Jamie Baker, a Brook Park School parent who organized the petition, called on the D95 school board to resume livestreaming their proceedings during the public comment period of the Nov. 11 school board meeting. | BOB SKOLNIK/Contributor

A few more than 100 people have signed an online petition calling on the Brookfield-LaGrange Park School District 95 Board of Education to resume livestreaming its school board meetings. 

But District 95 confirmed receipt of the petition, but school board president Katie Mulcrone said Nov. 15 that the school board does not intend to resume the practice livestreaming all its school board meetings as it had during the height of the COVID-19 pandemic.

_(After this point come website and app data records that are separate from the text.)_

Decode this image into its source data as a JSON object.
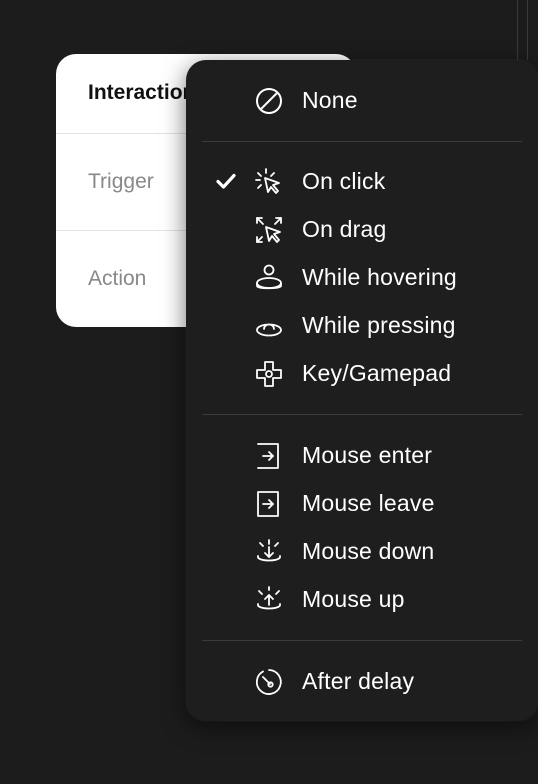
{
  "panel": {
    "title": "Interactions",
    "trigger_label": "Trigger",
    "action_label": "Action"
  },
  "menu": {
    "selected": "On click",
    "groups": [
      [
        {
          "label": "None",
          "icon": "none-icon"
        }
      ],
      [
        {
          "label": "On click",
          "icon": "click-icon",
          "checked": true
        },
        {
          "label": "On drag",
          "icon": "drag-icon"
        },
        {
          "label": "While hovering",
          "icon": "hover-icon"
        },
        {
          "label": "While pressing",
          "icon": "press-icon"
        },
        {
          "label": "Key/Gamepad",
          "icon": "gamepad-icon"
        }
      ],
      [
        {
          "label": "Mouse enter",
          "icon": "mouse-enter-icon"
        },
        {
          "label": "Mouse leave",
          "icon": "mouse-leave-icon"
        },
        {
          "label": "Mouse down",
          "icon": "mouse-down-icon"
        },
        {
          "label": "Mouse up",
          "icon": "mouse-up-icon"
        }
      ],
      [
        {
          "label": "After delay",
          "icon": "after-delay-icon"
        }
      ]
    ]
  },
  "colors": {
    "background": "#1c1c1c",
    "menu_background": "#1e1e1e",
    "menu_text": "#ffffff",
    "panel_background": "#ffffff",
    "muted_text": "#888888"
  }
}
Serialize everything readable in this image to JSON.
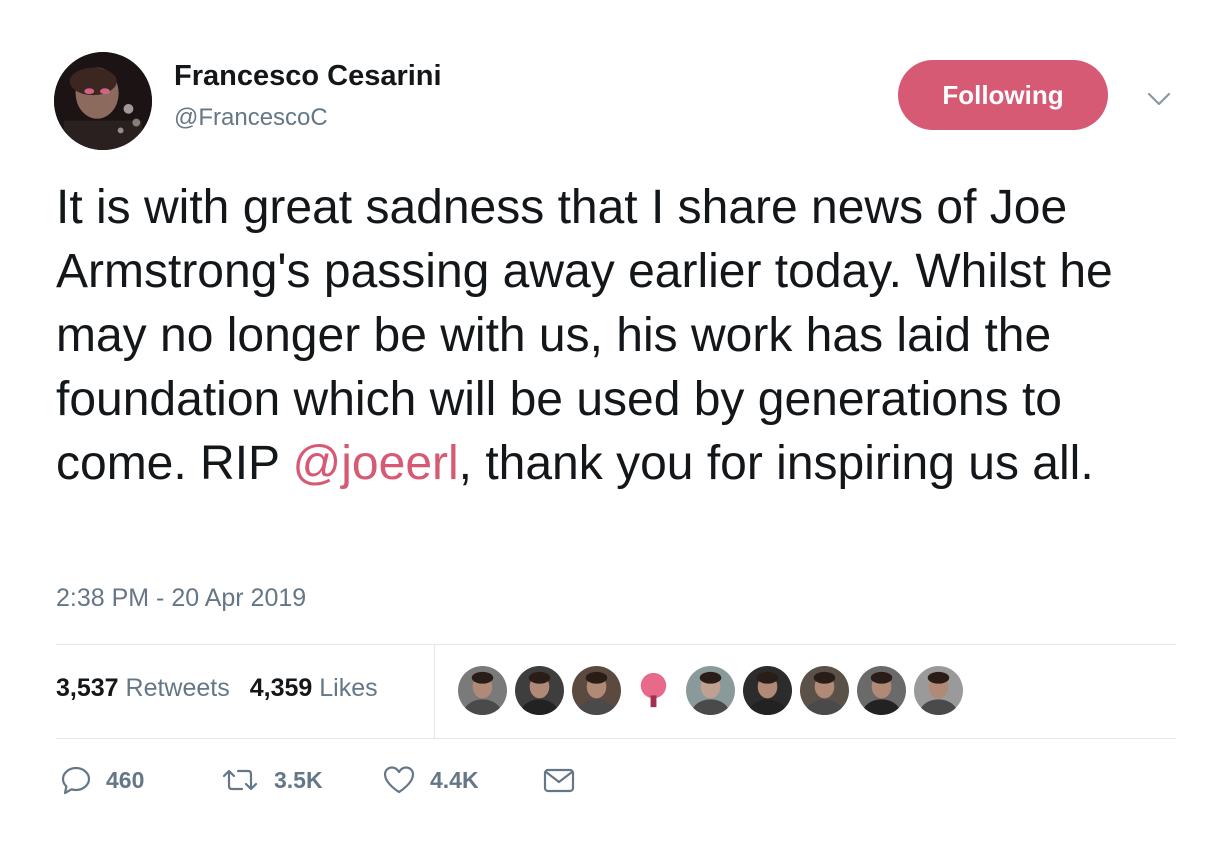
{
  "author": {
    "display_name": "Francesco Cesarini",
    "handle": "@FrancescoC",
    "avatar_icon": "user-photo"
  },
  "follow_button": {
    "label": "Following",
    "color": "#d65a74"
  },
  "caret_icon": "chevron-down-icon",
  "tweet": {
    "text_before": "It is with great sadness that I share news of Joe Armstrong's passing away earlier today. Whilst he may no longer be with us, his work has laid the foundation which will be used by generations to come. RIP ",
    "mention": "@joeerl",
    "text_after": ", thank you for inspiring us all.",
    "timestamp": "2:38 PM - 20 Apr 2019"
  },
  "stats": {
    "retweets_count": "3,537",
    "retweets_label": "Retweets",
    "likes_count": "4,359",
    "likes_label": "Likes"
  },
  "likers": [
    {
      "name": "liker-avatar-1",
      "bg": "#7a7a7a"
    },
    {
      "name": "liker-avatar-2",
      "bg": "#3e3e3e"
    },
    {
      "name": "liker-avatar-3",
      "bg": "#5c4a40"
    },
    {
      "name": "liker-avatar-4",
      "bg": "#ffffff"
    },
    {
      "name": "liker-avatar-5",
      "bg": "#8a9a9a"
    },
    {
      "name": "liker-avatar-6",
      "bg": "#2c2c2c"
    },
    {
      "name": "liker-avatar-7",
      "bg": "#5a5148"
    },
    {
      "name": "liker-avatar-8",
      "bg": "#6a6a6a"
    },
    {
      "name": "liker-avatar-9",
      "bg": "#9a9a9a"
    }
  ],
  "actions": {
    "reply_count": "460",
    "retweet_count": "3.5K",
    "like_count": "4.4K"
  },
  "accent_color": "#d65a74",
  "muted_color": "#657786"
}
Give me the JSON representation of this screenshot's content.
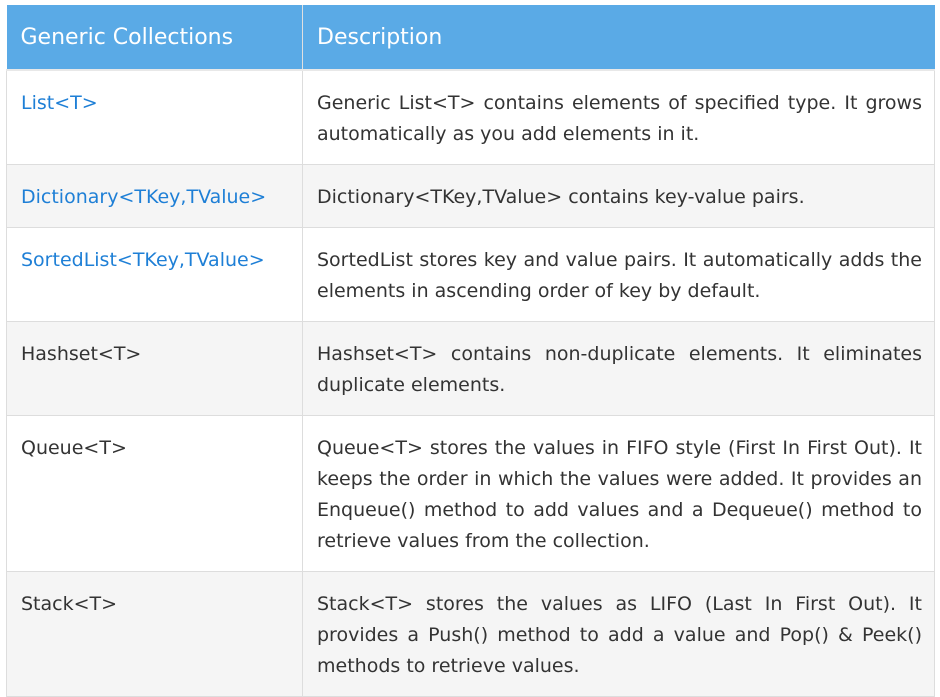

Late last week an online petition signed by 115 people was sent to the district office. The petition asks for the school “to create a policy that implements live streaming, recording and retention of all board meetings and meeting materials, which should be posted online in a conspicuous manner for public viewing.”

Jamie Baker, the mother of a kindergartener at Brook Park School who organized the petition and two other district parents, spoke on the matter during the public comment period of the Nov. 11 meeting of the District 95 school board. Baker said the district should use some of its federal pandemic relief money to pay for the cost of livestreaming its meetings.

“Now more than ever we need transparency,” Baker said. “Use the extra funds to livestream the board meeting and invest in an adequate sound system so taxpayers and parents can actually hear what’s being spent.”

Julie Buscemi is one of the parents who signed the online petition.

“I am the parent of a BP and Gross student,” Buscemi wrote when signing the online petition. “I want to know what’s going on now and not in a month. I can’t make it to the meetings with 3 kids and a full-time job. Zoom and recorded meetings would be spectacular.”

Paul DiVittorio also signed the petition.

“Streaming these meetings cost nothing,” DiVittorio wrote. “The only reason not to do so is the keep the community in the dark regarding meeting content. The community pays for the schools. It has every right to see how its money is spent.”

Baker said she found it contradictory that the district would conduct parent-teacher conferences by Zoom but no longer livestream school board meetings.

“Funny how flexibility is being taken into account in one situation and not the other,” Baker said.

Baker used her own computer to livestream the Nov. 11 school board meeting. She said that eight to 10 people were watching online through her broadcast. Seven parents attended the meeting in person.

District 95 had livestreamed its school board meetings for much of this year until deciding last month to stop. At the October school board meeting, Superintendent Mark Kuzniewski said streaming the meetings was cumbersome, the audio was poor, technical problems were frequent and that few people watched.

“I just think Zoom itself is a difficult technology to use for our meetings because of how we’re set up,” Mulcrone said. “It’s limited on what you can hear and what you can see and obviously our meetings are better if you’re in there in person.” 

Mulcrone said few people have contacted her to ask for the meetings do be livestreamed.

“I would say very, very few people have reached out via email,” Mulcrone said. “I’ve received no phone calls. No one approached me.”

Mulcrone said she did have a telephone conversation with Baker a couple of weeks ago about the issue.

“It went from very limited contact with us to a petition,” Mulcrone said.

Mulcrone said the district would consider livestreaming certain meetings when controversial issues arise or when there is great public interest in a certain issue.

“But we at this point we do not have a plan to broadcast or Zoom our regularly scheduled meetings,” Mulcrone said.